Establishing the AADCO Paper Factory has been in the works since 2009, owner Aden Barado said at the opening ceremony on Saturday (January 5th).
"It took so long because we are in a country that was destroyed," Barado said, adding that it is difficult to start a factory in Somalia where there is little support to ease the process.
The factory began construction in January 2012 and finished in December.
The factory has 50 employees, including women, and more people will be hired soon, according to Director of Technology Mohamud Abdullahi Ahmed, who said some of the workers had been trained in China.
Every 16 hours, the plant produces 70,000 books that are ready to be sold in the market, he told Sabahi. The factory is environmentally friendly and uses a system that limits excess noise and smoke, he said.
This is the first factory of its kind to open in Somalia since the collapse of the central government two decades ago, factory General Manager Hassan Nur said. The total cost of the project was about $5 million.
During the first phase, the factory is slated to print exercise books for students, factory General Manager Hassan Nur told Sabahi. Within the first few months of 2013, it will also produce A4 office paper, notebooks and packaging cartons, Nur said.

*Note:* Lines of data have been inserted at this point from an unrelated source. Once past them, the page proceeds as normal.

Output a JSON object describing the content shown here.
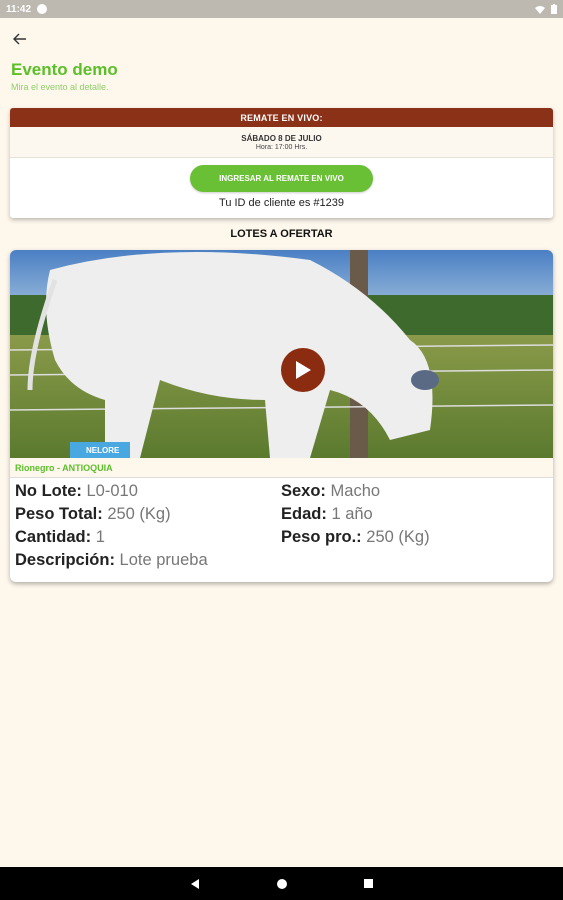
{
  "status_bar": {
    "time": "11:42"
  },
  "header": {
    "title": "Evento demo",
    "subtitle": "Mira el evento al detalle."
  },
  "event": {
    "header_label": "REMATE EN VIVO:",
    "date": "SÁBADO 8 DE JULIO",
    "hour": "Hora: 17:00 Hrs.",
    "enter_button": "INGRESAR AL REMATE EN VIVO",
    "client_id": "Tu ID de cliente es #1239"
  },
  "lots_section_title": "LOTES A OFERTAR",
  "lot": {
    "media_badge": "NELORE",
    "location": "Rionegro - ANTIOQUIA",
    "fields": {
      "no_lote_label": "No Lote:",
      "no_lote_value": "L0-010",
      "sexo_label": "Sexo:",
      "sexo_value": "Macho",
      "peso_total_label": "Peso Total:",
      "peso_total_value": "250 (Kg)",
      "edad_label": "Edad:",
      "edad_value": "1 año",
      "cantidad_label": "Cantidad:",
      "cantidad_value": "1",
      "peso_pro_label": "Peso pro.:",
      "peso_pro_value": "250 (Kg)",
      "descripcion_label": "Descripción:",
      "descripcion_value": "Lote prueba"
    }
  },
  "colors": {
    "accent_green": "#5cbf2a",
    "button_green": "#69c034",
    "header_brown": "#8b3118",
    "background": "#fdf7ec"
  },
  "icons": {
    "back": "arrow-left-icon",
    "play": "play-icon",
    "nav_back": "triangle-back-icon",
    "nav_home": "circle-home-icon",
    "nav_recents": "square-recents-icon"
  }
}
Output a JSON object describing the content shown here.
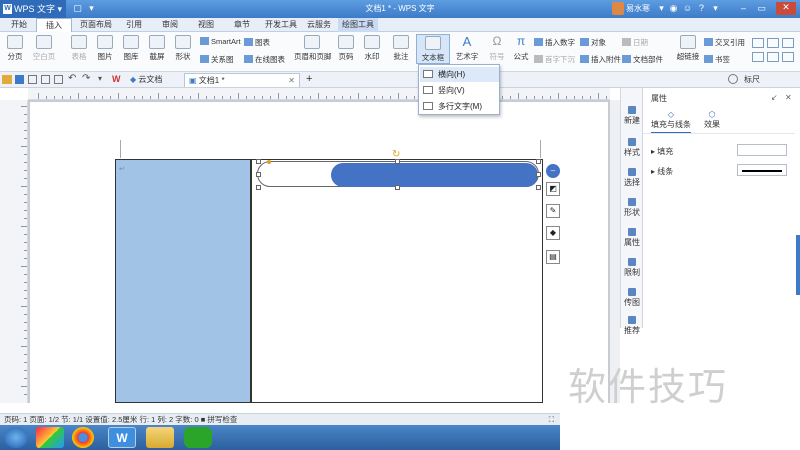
{
  "app": {
    "button_label": "WPS 文字",
    "logo_letter": "W",
    "window_title": "文档1 * - WPS 文字",
    "user_name": "易水寒"
  },
  "menu": {
    "tabs": [
      {
        "label": "开始"
      },
      {
        "label": "插入"
      },
      {
        "label": "页面布局"
      },
      {
        "label": "引用"
      },
      {
        "label": "审阅"
      },
      {
        "label": "视图"
      },
      {
        "label": "章节"
      },
      {
        "label": "开发工具"
      },
      {
        "label": "云服务"
      },
      {
        "label": "绘图工具"
      }
    ],
    "active": "插入"
  },
  "ribbon": {
    "fenye": "分页",
    "kongbaiye": "空白页",
    "biaoge": "表格",
    "tupian": "图片",
    "tuku": "图库",
    "jietu": "截屏",
    "xingzhuang": "形状",
    "smartart": "SmartArt",
    "tubiao": "图表",
    "guanxitu": "关系图",
    "zaixiantubiao": "在线图表",
    "yemei": "页眉和页脚",
    "yema": "页码",
    "shuiyin": "水印",
    "pizhu": "批注",
    "wenbenkuang": "文本框",
    "yishuzi": "艺术字",
    "fuhao": "符号",
    "gongshi": "公式",
    "charushuzi": "插入数字",
    "duixiang": "对象",
    "riqi": "日期",
    "shouziixiachen": "首字下沉",
    "charufujian": "插入附件",
    "wendangbujian": "文档部件",
    "chaolianjie": "超链接",
    "jiaochayinyong": "交叉引用",
    "shuqian": "书签"
  },
  "dropdown": {
    "items": [
      {
        "label": "横向(H)"
      },
      {
        "label": "竖向(V)"
      },
      {
        "label": "多行文字(M)"
      }
    ]
  },
  "doctabs": {
    "yun": "云文档",
    "doc1": "文档1 *",
    "add": "+",
    "ruler_label": "标尺"
  },
  "right_tabs": [
    "新建",
    "样式",
    "选择",
    "形状",
    "属性",
    "限制",
    "传图",
    "推荐"
  ],
  "props": {
    "title": "属性",
    "tab_fill": "填充与线条",
    "tab_effect": "效果",
    "fill_label": "填充",
    "line_label": "线条"
  },
  "statusbar": {
    "text": "页码: 1  页面: 1/2  节: 1/1  设置值: 2.5厘米  行: 1  列: 2  字数: 0  ■ 拼写检查"
  },
  "watermark": "软件技巧",
  "colors": {
    "blue_pill": "#4472c4",
    "blue_column": "#a0c3e6",
    "accent": "#2f6bb8"
  }
}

In an effort to stop importing factory materials from abroad, the company will at the end of the year manufacture its own materials to make paper. "We want to be self-sufficient with the printing materials that our production requires, which we currently buy from China," Nur said.
"Our aim is to sell our products across Somalia and to neighbouring countries such as Djibouti and Ethiopia," he said.
Improving conditions for local manufacturing
The new paper plant will help people in the region save a lot of money that they spend on imported books and office paper, said Mohamed Shukri Jama, chairman of the Chamber of Commerce, Industry and Agriculture.
"It will increase job creation, knowledge and investment, and we welcome it," he said.
From 2000 to 2012, he said his agency licensed 58 factories in Somaliland that produced various goods, but only 18 of them currently operate. He said the defunct factories each received between $1 and $5 million from private investors, but failed to be profitable and eventually closed.
He said negative conditions, such as lack of government support, loan access and technological support, can hinder local production. To support local manufacturing, taxes should be increased on imported products so that people will buy locally produced goods, he said.
Minister of Commerce, Industries and Tourism Abdirizak Khalif Ahmed, who addressed the opening ceremony, said his ministry is planning to do just that. Ahmed said he recently forwarded to the Ministry of Finance a plan to increase taxes on imported products that are similar to locally manufactured goods in order to support and protect local manufacturing.
Somaliland regional President Ahmed Mohamed Silanyo cut the ribbon at the ceremony, promising that his administration is committed to promoting investment in the region and increasing job creation through policy and technical support.